Much planning goes into the Tour and here is the 2008 route
THE Tour de France starts from Brest, in Brittany on Saturday, July 5 and finishes in the usual spectacular style on the Champs Élysées, Paris, on July 27.
At the end of the 3,554km tour there will undoubtedly be sore legs, the King of the Mountains will have earned his title, new towns will have been visited and there will have been the usual arguments, rumours and scandal that surround this sporting spectacle.
As usual the tour will be accompanied by the circus that includes the team coaches, press and advertising vehicles.
The route the Tour takes is planned three years in advance. Having chosen the starting point there is usually more than 200 towns jockeying for the chance to be stage and stopover points on the route to Paris.
The system used to choose the towns hasn't changed since the first Tour in 1903. The only departments never to have hosted a stage of the Tour are the two departments of Corsica.
Regulations stipulate that the total distance cannot exceed 3,500km over 21 days, which must include two rest days, and the distance of 225km cannot be exceeded more than twice.
The organisers have to plan the flat stages for the first week, followed by the high mountain stages of the Alps and Pyrénées and two days of time trials (one of which is for teams).
The Tour has 21 stages which include 10 flat stages, five mountain stages, four medium mountain stages, two individual time-trial stages totalling 82km, four mountain finishes, two rest days and there will 19 category 1, category 2 and high level passes to climb.
Being a host town of the Tour obviously has positives and negatives for the community as a whole.
They will be in the full glare of the media for the time a small, mobile town of around 4,500 people descends upon it, which doesn't include the spectators who will turn up for the entertainment and the chance to see the stars of the cycling world.
But they will profit through the economy brought by visitors, accommodating the riders, their entourages and the caravan of advertisers.
The organisers scrutinise candidate towns very thoroughly before they make their final decision, although there are towns that are visited more frequently than others; those are the ones situated on the Alpine and Pyrénéen routes.
Once the initial selection is made, secret visits are undertaken to ensure the short-listed towns will be able to safely manage the arrival and/or departure of the peloton not just for the riders but also spectators.
Road widths, parking areas and the configuration of the final bends are all aspects that have to be taken into consideration.
The towns which pass the inspection are notified about a year before the Tour they will be included and from then on it is the responsibility of the municipal authorities to start preparations by following the organisers' specifications which includes barriers for the final two kilometres of the race and provide premises to hold up to 450 journalists from various media mediums.
About eight months before the Tour arrives in the town, announcements can be made public.
A special committee is set up my the mayor to handle all arrangements surrounding the Tour which involves many meetings to discuss preparations for exhibitions, concerts, route plans and any diversions necessary in order that the Tour, the cavalcade and the riders can arrive and depart smoothly and safely.
This year there are ten new stop over towns which include two in Italy; Nevoso and Cuneo.
Before the cyclists pass there is the colourful publicity procession which can stretch for around 20km, there will be about 200 decorated vehicles, approximately 43 brands will be represented, on average 15 million gifts will be distributed and the whole cavalcade will give 45 minutes of entertainment.
The list of participating teams for the Tour de France 2008:
High Road (THR)
Slipstream Chipotle (TSL)
Bouygues Telecom (BTL)
Credit Agricole (C.A)
Cofidis Le crédit par téléphone (COF)
Française Des Jeux (FDJ)
AG2R - La Mondiale (ALM)
One thing is certain, the Tour and the media are inexplicably linked, each feeds the other and needs each other.
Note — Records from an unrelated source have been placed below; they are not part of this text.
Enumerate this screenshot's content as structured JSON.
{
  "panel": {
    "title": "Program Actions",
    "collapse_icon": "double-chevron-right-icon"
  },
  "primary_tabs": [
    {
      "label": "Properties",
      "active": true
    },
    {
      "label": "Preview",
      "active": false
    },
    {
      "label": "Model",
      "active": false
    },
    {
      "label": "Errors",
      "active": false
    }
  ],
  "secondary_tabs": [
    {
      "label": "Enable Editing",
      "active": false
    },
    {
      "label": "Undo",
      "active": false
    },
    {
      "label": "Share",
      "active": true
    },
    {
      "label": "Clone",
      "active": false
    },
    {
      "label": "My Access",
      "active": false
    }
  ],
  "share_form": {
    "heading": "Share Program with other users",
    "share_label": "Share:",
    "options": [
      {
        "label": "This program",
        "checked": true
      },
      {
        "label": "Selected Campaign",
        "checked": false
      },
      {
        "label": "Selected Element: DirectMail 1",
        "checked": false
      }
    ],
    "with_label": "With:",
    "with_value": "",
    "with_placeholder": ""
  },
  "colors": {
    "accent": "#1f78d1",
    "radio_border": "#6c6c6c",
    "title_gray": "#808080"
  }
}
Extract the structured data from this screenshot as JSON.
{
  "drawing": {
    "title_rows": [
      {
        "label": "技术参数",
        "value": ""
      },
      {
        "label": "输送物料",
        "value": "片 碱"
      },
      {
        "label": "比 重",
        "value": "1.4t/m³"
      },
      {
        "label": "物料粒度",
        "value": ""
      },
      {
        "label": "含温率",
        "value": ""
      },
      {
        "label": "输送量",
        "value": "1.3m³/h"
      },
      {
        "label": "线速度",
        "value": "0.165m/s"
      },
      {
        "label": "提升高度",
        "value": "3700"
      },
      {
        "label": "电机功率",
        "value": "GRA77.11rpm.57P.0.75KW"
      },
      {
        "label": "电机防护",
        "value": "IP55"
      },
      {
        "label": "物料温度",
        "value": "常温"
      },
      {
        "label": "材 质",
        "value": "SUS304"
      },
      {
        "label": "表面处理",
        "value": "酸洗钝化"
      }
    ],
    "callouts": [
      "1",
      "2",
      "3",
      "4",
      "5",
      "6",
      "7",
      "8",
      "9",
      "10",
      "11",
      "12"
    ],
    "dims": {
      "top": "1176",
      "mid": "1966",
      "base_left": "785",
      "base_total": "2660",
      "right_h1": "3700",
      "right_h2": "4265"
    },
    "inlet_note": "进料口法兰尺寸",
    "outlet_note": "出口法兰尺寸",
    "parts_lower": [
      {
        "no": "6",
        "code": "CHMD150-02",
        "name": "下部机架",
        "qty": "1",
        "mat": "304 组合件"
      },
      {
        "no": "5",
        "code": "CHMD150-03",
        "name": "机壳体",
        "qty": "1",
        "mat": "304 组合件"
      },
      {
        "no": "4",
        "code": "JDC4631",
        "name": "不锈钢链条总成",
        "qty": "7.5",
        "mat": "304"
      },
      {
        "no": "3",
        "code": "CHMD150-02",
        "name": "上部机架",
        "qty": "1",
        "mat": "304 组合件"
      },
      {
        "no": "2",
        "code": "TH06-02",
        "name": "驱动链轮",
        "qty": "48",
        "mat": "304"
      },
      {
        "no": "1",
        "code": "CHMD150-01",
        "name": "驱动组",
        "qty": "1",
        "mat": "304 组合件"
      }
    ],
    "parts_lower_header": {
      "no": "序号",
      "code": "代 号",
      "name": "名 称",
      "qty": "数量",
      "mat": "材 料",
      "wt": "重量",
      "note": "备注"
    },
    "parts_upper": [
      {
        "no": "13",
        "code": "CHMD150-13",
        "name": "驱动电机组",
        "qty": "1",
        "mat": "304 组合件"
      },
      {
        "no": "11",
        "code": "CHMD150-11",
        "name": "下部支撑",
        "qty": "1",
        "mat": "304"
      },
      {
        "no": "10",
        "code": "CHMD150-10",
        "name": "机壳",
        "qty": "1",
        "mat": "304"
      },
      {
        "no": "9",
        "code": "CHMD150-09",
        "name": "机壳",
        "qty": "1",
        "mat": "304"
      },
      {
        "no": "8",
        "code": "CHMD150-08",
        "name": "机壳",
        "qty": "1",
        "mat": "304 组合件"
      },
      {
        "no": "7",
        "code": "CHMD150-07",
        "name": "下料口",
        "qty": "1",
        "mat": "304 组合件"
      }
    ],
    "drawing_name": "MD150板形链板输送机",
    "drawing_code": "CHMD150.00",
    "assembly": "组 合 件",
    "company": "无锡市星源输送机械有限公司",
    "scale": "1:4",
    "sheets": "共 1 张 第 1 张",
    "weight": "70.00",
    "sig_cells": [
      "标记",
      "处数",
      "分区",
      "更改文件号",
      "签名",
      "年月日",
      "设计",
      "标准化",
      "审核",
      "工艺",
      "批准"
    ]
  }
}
The Tour needs the media for publicity and promotion, the media for revenue through television viewers, newspaper readers and by selling photographs.
In 1948 the first live television broadcast was made of the Tour's finish in Paris, today the Tour is broadcast in 185 countries.
Whether you are watching the Tour de France live and cheering along in the excitement or watching on television you will witness a spectacle that was planned with precision for three years.
Just that deserves respect and admiration, never mind the cyclists spending hours in the saddle struggling up mountain passes come rain or shine.